Aim of the exercise: Find every line in the records below that contains the word "color", and copy each such line.
=== Section Start ===
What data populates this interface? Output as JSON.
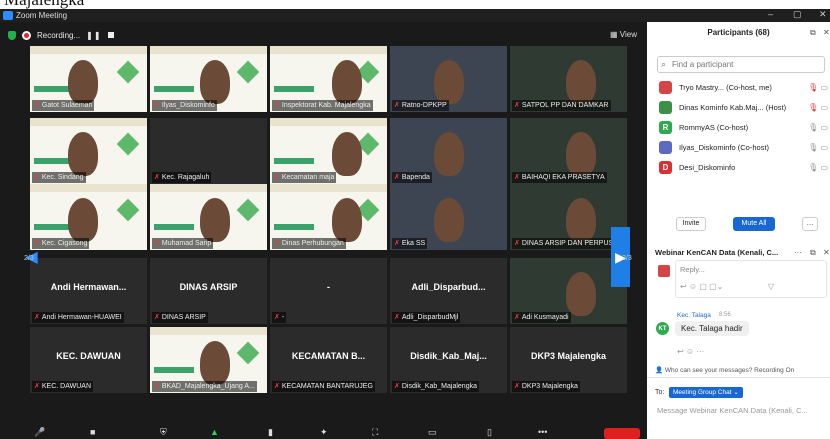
{
  "top_strip": {
    "text": "Majalengka"
  },
  "window": {
    "title": "Zoom Meeting",
    "min": "–",
    "max": "▢",
    "close": "✕"
  },
  "meeting": {
    "recording_label": "Recording...",
    "pause_symbol": "❚❚",
    "view_label": "View",
    "page_left": "2/3",
    "page_right": "2/3",
    "tiles": [
      {
        "label": "Gatot Sulaeman",
        "video": true
      },
      {
        "label": "Ilyas_Diskominfo",
        "video": true
      },
      {
        "label": "Inspektorat Kab. Majalengka",
        "video": true
      },
      {
        "label": "Ratno-DPKPP",
        "video": true
      },
      {
        "label": "SATPOL PP DAN DAMKAR",
        "video": true
      },
      {
        "label": "Kec. Sindang",
        "video": true
      },
      {
        "label": "Kec. Rajagaluh",
        "video": false
      },
      {
        "label": "Kecamatan maja",
        "video": true
      },
      {
        "label": "Bapenda",
        "video": true
      },
      {
        "label": "BAIHAQI EKA PRASETYA",
        "video": true
      },
      {
        "label": "Kec. Cigasong",
        "video": true
      },
      {
        "label": "Muhamad Sarip",
        "video": true
      },
      {
        "label": "Dinas Perhubungan",
        "video": true
      },
      {
        "label": "Eka SS",
        "video": true
      },
      {
        "label": "DINAS ARSIP DAN PERPUS",
        "video": true
      },
      {
        "label": "Andi Hermawan-HUAWEI",
        "name": "Andi Hermawan...",
        "video": false
      },
      {
        "label": "DINAS ARSIP",
        "name": "DINAS ARSIP",
        "video": false
      },
      {
        "label": "-",
        "name": "-",
        "video": false
      },
      {
        "label": "Adli_DisparbudMjl",
        "name": "Adli_Disparbud...",
        "video": false
      },
      {
        "label": "Adi Kusmayadi",
        "video": true
      },
      {
        "label": "KEC. DAWUAN",
        "name": "KEC. DAWUAN",
        "video": false
      },
      {
        "label": "BKAD_Majalengka_Ujang A...",
        "video": true
      },
      {
        "label": "KECAMATAN BANTARUJEG",
        "name": "KECAMATAN B...",
        "video": false
      },
      {
        "label": "Disdik_Kab_Majalengka",
        "name": "Disdik_Kab_Maj...",
        "video": false
      },
      {
        "label": "DKP3 Majalengka",
        "name": "DKP3 Majalengka",
        "video": false
      }
    ]
  },
  "participants": {
    "title": "Participants (68)",
    "search_placeholder": "Find a participant",
    "list": [
      {
        "initial": "",
        "name": "Tryo Mastry... (Co-host, me)",
        "color": "#d64545"
      },
      {
        "initial": "",
        "name": "Dinas Kominfo Kab.Maj... (Host)",
        "color": "#3b8f47"
      },
      {
        "initial": "R",
        "name": "RommyAS (Co-host)",
        "color": "#2fa84f"
      },
      {
        "initial": "",
        "name": "Ilyas_Diskominfo (Co-host)",
        "color": "#5b6cc0"
      },
      {
        "initial": "D",
        "name": "Desi_Diskominfo",
        "color": "#d93030"
      }
    ],
    "invite": "Invite",
    "mute_all": "Mute All",
    "more": "…"
  },
  "chat": {
    "title": "Webinar KenCAN Data (Kenali, C...",
    "reply": "Reply...",
    "sender": "Kec. Talaga",
    "time": "8:56",
    "avatar": "KT",
    "message": "Kec. Talaga hadir",
    "who_can_see": "Who can see your messages? Recording On",
    "to_label": "To:",
    "to_target": "Meeting Group Chat ⌄",
    "input_placeholder": "Message Webinar KenCAN Data (Kenali, C..."
  }
}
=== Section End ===
Result of this task:
        "color": "#d64545"
        "color": "#3b8f47"
        "color": "#2fa84f"
        "color": "#5b6cc0"
        "color": "#d93030"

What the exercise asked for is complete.